> **Task statement**: Copy each entry below without any change.

Items from an interface collection
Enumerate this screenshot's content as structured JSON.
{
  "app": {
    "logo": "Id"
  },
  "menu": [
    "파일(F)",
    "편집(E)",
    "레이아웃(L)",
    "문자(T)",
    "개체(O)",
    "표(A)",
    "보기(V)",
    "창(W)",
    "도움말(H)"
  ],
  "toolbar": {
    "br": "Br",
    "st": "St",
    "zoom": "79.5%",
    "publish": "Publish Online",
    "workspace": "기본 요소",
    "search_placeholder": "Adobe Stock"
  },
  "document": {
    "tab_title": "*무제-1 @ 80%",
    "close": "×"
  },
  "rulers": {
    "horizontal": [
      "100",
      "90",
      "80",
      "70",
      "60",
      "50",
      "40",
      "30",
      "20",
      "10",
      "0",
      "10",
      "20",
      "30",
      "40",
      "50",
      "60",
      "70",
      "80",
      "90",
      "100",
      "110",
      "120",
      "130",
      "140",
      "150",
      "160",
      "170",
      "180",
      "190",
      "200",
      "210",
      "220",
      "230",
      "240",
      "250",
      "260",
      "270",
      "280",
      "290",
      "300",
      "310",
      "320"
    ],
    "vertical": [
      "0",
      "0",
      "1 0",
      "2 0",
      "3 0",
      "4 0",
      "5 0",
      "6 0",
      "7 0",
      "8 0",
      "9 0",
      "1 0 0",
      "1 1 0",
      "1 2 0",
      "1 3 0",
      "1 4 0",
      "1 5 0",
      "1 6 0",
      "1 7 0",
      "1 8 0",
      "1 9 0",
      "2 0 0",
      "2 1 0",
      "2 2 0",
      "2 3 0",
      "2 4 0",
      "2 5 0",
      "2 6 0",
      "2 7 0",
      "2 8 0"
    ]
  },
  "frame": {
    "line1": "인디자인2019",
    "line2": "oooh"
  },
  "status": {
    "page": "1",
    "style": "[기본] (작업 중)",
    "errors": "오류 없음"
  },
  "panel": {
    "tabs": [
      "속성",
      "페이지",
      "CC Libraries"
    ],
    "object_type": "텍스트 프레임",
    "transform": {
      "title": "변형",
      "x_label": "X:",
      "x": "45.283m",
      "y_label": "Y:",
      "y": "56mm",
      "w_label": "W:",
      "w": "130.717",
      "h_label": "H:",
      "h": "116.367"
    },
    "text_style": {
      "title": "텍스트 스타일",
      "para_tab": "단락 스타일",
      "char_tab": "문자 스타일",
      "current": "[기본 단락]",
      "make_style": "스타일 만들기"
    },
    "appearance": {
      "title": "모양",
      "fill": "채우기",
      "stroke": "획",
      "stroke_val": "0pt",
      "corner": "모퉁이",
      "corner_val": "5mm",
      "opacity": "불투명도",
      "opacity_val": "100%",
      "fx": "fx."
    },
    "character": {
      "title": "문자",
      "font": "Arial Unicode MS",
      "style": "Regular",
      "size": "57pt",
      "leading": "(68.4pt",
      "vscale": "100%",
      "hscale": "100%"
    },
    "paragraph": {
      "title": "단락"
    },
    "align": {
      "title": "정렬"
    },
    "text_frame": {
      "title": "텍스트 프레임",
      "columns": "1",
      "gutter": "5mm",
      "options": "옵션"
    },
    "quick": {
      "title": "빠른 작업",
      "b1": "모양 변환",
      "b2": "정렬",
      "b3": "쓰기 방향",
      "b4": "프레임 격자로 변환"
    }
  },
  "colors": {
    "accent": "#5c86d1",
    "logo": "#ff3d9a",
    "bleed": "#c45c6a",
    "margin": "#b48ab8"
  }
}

> **Result for this task**:
Enumerate this screenshot's content as structured JSON.
{
  "app": {
    "logo": "Id"
  },
  "menu": [
    "파일(F)",
    "편집(E)",
    "레이아웃(L)",
    "문자(T)",
    "개체(O)",
    "표(A)",
    "보기(V)",
    "창(W)",
    "도움말(H)"
  ],
  "toolbar": {
    "br": "Br",
    "st": "St",
    "zoom": "79.5%",
    "publish": "Publish Online",
    "workspace": "기본 요소",
    "search_placeholder": "Adobe Stock"
  },
  "document": {
    "tab_title": "*무제-1 @ 80%",
    "close": "×"
  },
  "rulers": {
    "horizontal": [
      "100",
      "90",
      "80",
      "70",
      "60",
      "50",
      "40",
      "30",
      "20",
      "10",
      "0",
      "10",
      "20",
      "30",
      "40",
      "50",
      "60",
      "70",
      "80",
      "90",
      "100",
      "110",
      "120",
      "130",
      "140",
      "150",
      "160",
      "170",
      "180",
      "190",
      "200",
      "210",
      "220",
      "230",
      "240",
      "250",
      "260",
      "270",
      "280",
      "290",
      "300",
      "310",
      "320"
    ],
    "vertical": [
      "0",
      "0",
      "1 0",
      "2 0",
      "3 0",
      "4 0",
      "5 0",
      "6 0",
      "7 0",
      "8 0",
      "9 0",
      "1 0 0",
      "1 1 0",
      "1 2 0",
      "1 3 0",
      "1 4 0",
      "1 5 0",
      "1 6 0",
      "1 7 0",
      "1 8 0",
      "1 9 0",
      "2 0 0",
      "2 1 0",
      "2 2 0",
      "2 3 0",
      "2 4 0",
      "2 5 0",
      "2 6 0",
      "2 7 0",
      "2 8 0"
    ]
  },
  "frame": {
    "line1": "인디자인2019",
    "line2": "oooh"
  },
  "status": {
    "page": "1",
    "style": "[기본] (작업 중)",
    "errors": "오류 없음"
  },
  "panel": {
    "tabs": [
      "속성",
      "페이지",
      "CC Libraries"
    ],
    "object_type": "텍스트 프레임",
    "transform": {
      "title": "변형",
      "x_label": "X:",
      "x": "45.283m",
      "y_label": "Y:",
      "y": "56mm",
      "w_label": "W:",
      "w": "130.717",
      "h_label": "H:",
      "h": "116.367"
    },
    "text_style": {
      "title": "텍스트 스타일",
      "para_tab": "단락 스타일",
      "char_tab": "문자 스타일",
      "current": "[기본 단락]",
      "make_style": "스타일 만들기"
    },
    "appearance": {
      "title": "모양",
      "fill": "채우기",
      "stroke": "획",
      "stroke_val": "0pt",
      "corner": "모퉁이",
      "corner_val": "5mm",
      "opacity": "불투명도",
      "opacity_val": "100%",
      "fx": "fx."
    },
    "character": {
      "title": "문자",
      "font": "Arial Unicode MS",
      "style": "Regular",
      "size": "57pt",
      "leading": "(68.4pt",
      "vscale": "100%",
      "hscale": "100%"
    },
    "paragraph": {
      "title": "단락"
    },
    "align": {
      "title": "정렬"
    },
    "text_frame": {
      "title": "텍스트 프레임",
      "columns": "1",
      "gutter": "5mm",
      "options": "옵션"
    },
    "quick": {
      "title": "빠른 작업",
      "b1": "모양 변환",
      "b2": "정렬",
      "b3": "쓰기 방향",
      "b4": "프레임 격자로 변환"
    }
  },
  "colors": {
    "accent": "#5c86d1",
    "logo": "#ff3d9a",
    "bleed": "#c45c6a",
    "margin": "#b48ab8"
  }
}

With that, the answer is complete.